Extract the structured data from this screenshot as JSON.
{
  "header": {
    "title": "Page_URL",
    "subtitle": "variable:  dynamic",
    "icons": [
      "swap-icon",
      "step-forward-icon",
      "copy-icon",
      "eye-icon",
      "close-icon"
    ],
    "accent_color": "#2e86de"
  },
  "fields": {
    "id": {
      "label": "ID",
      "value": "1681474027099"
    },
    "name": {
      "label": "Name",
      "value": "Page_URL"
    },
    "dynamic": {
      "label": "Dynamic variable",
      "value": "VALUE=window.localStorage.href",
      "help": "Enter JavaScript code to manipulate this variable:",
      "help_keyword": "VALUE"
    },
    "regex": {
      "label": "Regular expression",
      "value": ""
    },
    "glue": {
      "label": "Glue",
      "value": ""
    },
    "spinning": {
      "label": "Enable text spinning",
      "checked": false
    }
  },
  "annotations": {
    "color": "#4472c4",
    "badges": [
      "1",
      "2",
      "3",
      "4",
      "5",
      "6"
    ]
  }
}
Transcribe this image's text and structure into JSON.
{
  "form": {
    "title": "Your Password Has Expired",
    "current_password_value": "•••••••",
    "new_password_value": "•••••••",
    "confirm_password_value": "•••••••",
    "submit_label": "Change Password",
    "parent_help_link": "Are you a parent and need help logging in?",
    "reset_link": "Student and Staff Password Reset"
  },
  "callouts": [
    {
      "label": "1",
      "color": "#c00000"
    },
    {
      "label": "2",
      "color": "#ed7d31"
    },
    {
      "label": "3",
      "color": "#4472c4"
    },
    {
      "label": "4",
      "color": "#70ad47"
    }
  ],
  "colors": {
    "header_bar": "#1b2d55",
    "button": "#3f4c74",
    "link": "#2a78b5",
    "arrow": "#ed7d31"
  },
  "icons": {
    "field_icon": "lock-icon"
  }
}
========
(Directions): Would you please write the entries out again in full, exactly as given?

(Response):
Extract the structured data from this screenshot as JSON.
{
  "header": {
    "title": "Page_URL",
    "subtitle": "variable:  dynamic",
    "icons": [
      "swap-icon",
      "step-forward-icon",
      "copy-icon",
      "eye-icon",
      "close-icon"
    ],
    "accent_color": "#2e86de"
  },
  "fields": {
    "id": {
      "label": "ID",
      "value": "1681474027099"
    },
    "name": {
      "label": "Name",
      "value": "Page_URL"
    },
    "dynamic": {
      "label": "Dynamic variable",
      "value": "VALUE=window.localStorage.href",
      "help": "Enter JavaScript code to manipulate this variable:",
      "help_keyword": "VALUE"
    },
    "regex": {
      "label": "Regular expression",
      "value": ""
    },
    "glue": {
      "label": "Glue",
      "value": ""
    },
    "spinning": {
      "label": "Enable text spinning",
      "checked": false
    }
  },
  "annotations": {
    "color": "#4472c4",
    "badges": [
      "1",
      "2",
      "3",
      "4",
      "5",
      "6"
    ]
  }
}
Transcribe this image's text and structure into JSON.
{
  "form": {
    "title": "Your Password Has Expired",
    "current_password_value": "•••••••",
    "new_password_value": "•••••••",
    "confirm_password_value": "•••••••",
    "submit_label": "Change Password",
    "parent_help_link": "Are you a parent and need help logging in?",
    "reset_link": "Student and Staff Password Reset"
  },
  "callouts": [
    {
      "label": "1",
      "color": "#c00000"
    },
    {
      "label": "2",
      "color": "#ed7d31"
    },
    {
      "label": "3",
      "color": "#4472c4"
    },
    {
      "label": "4",
      "color": "#70ad47"
    }
  ],
  "colors": {
    "header_bar": "#1b2d55",
    "button": "#3f4c74",
    "link": "#2a78b5",
    "arrow": "#ed7d31"
  },
  "icons": {
    "field_icon": "lock-icon"
  }
}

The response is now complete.